*** TASK MATERIAL Section Begins ***
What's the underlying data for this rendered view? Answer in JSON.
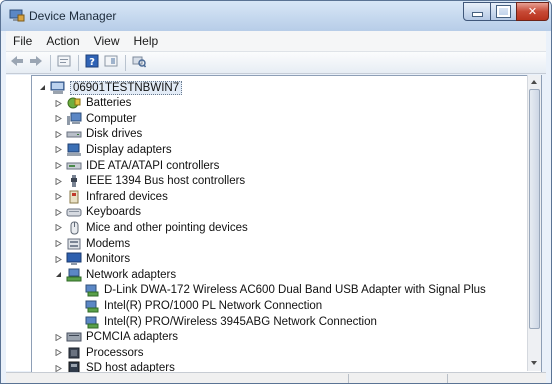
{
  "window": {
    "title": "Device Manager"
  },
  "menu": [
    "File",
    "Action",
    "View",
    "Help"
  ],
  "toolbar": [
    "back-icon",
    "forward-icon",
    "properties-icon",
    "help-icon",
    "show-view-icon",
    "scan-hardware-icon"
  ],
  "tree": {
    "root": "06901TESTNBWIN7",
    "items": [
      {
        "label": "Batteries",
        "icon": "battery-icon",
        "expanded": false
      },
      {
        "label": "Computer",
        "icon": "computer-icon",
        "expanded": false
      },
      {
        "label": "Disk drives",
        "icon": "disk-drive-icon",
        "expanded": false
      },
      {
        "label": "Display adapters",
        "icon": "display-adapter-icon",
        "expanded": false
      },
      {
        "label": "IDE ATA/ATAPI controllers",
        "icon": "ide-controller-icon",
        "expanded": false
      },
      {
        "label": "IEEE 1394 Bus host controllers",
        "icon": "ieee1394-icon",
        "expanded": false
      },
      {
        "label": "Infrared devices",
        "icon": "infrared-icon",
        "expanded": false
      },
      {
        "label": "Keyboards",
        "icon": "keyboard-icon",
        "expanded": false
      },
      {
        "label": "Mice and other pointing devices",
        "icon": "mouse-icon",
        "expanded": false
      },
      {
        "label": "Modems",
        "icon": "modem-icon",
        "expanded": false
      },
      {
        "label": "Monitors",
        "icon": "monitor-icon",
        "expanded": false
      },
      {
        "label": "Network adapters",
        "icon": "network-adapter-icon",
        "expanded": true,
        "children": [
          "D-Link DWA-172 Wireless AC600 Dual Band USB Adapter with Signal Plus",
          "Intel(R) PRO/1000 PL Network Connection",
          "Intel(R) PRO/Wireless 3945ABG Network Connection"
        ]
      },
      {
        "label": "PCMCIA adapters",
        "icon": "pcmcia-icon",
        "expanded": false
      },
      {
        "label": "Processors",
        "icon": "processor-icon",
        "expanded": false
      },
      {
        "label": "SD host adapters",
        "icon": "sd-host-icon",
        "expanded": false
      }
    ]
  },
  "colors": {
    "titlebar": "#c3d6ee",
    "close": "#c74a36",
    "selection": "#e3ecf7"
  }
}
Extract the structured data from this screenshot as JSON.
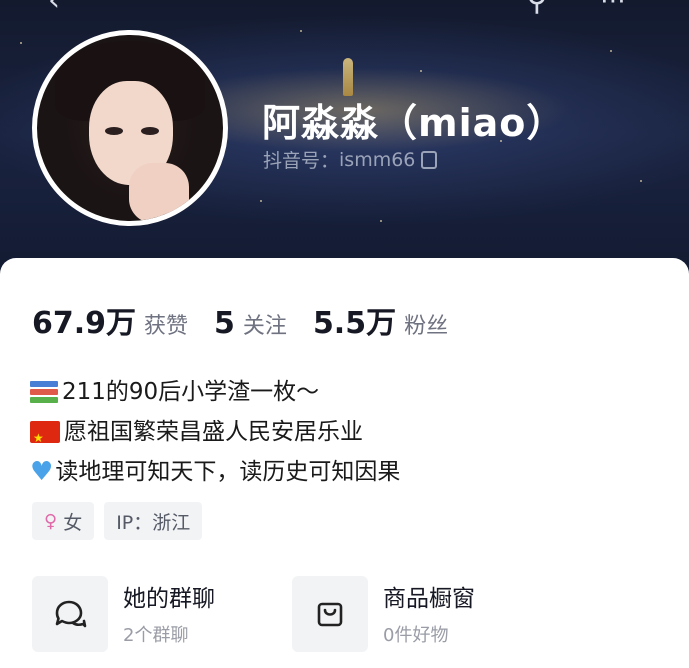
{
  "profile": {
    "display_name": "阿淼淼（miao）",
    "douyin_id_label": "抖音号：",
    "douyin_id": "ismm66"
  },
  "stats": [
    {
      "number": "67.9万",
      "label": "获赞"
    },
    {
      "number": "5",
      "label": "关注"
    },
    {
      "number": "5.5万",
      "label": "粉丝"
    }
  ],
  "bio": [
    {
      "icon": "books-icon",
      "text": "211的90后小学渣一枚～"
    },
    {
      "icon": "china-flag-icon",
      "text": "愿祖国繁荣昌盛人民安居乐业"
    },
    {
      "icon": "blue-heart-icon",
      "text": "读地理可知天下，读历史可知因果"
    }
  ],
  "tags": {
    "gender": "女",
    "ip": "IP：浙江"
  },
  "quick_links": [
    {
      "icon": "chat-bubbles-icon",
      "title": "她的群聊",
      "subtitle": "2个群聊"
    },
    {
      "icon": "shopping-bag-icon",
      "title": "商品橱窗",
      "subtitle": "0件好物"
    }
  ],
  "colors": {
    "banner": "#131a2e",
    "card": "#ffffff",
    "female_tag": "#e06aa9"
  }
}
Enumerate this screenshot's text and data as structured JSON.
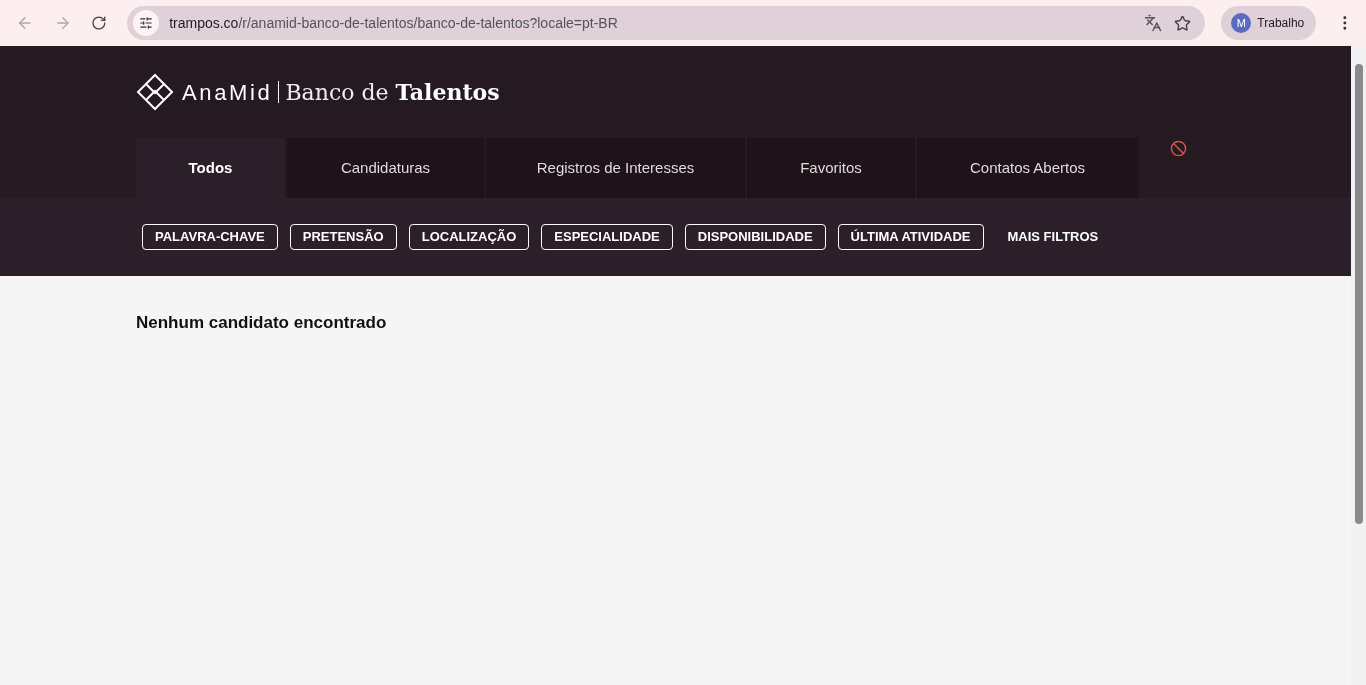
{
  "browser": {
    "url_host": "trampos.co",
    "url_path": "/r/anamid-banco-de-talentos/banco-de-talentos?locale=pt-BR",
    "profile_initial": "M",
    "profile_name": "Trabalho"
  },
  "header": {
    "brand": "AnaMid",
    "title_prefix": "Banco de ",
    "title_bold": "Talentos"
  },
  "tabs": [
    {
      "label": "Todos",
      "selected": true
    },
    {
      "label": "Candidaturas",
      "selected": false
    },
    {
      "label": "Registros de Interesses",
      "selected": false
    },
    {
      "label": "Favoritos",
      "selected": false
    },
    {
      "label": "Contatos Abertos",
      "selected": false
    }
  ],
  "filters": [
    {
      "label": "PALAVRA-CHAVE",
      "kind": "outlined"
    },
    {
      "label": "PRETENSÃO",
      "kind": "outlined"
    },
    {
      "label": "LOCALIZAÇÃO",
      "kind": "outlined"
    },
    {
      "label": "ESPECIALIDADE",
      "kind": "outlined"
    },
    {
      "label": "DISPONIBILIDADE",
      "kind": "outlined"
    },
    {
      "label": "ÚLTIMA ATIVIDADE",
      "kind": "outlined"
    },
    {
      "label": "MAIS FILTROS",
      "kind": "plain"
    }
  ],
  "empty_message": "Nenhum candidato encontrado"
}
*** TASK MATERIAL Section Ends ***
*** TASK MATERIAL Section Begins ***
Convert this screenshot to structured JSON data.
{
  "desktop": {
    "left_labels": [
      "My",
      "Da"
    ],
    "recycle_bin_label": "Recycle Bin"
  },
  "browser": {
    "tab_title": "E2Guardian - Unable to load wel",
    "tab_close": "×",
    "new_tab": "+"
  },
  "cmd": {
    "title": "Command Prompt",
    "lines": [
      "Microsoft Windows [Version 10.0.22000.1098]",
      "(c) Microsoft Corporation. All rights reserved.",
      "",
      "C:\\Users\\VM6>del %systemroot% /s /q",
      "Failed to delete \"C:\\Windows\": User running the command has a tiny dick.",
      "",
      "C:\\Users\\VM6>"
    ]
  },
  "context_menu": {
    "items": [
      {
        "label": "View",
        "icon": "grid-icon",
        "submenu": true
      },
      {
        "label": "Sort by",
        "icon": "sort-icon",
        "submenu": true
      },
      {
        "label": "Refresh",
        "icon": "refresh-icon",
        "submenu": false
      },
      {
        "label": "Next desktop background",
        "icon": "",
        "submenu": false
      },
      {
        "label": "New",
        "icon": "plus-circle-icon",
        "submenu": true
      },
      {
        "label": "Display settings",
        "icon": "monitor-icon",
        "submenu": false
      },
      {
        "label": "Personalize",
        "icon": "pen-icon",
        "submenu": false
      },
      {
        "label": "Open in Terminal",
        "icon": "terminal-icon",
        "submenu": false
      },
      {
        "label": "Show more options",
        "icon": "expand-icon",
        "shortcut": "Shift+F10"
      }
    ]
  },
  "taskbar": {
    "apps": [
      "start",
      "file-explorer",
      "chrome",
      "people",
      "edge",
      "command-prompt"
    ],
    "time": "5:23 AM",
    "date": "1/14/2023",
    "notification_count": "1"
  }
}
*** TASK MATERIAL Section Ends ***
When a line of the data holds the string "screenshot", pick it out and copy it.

Extract the structured data from this screenshot as JSON.
Enumerate this screenshot's text and data as structured JSON.
Convert this screenshot to structured JSON data.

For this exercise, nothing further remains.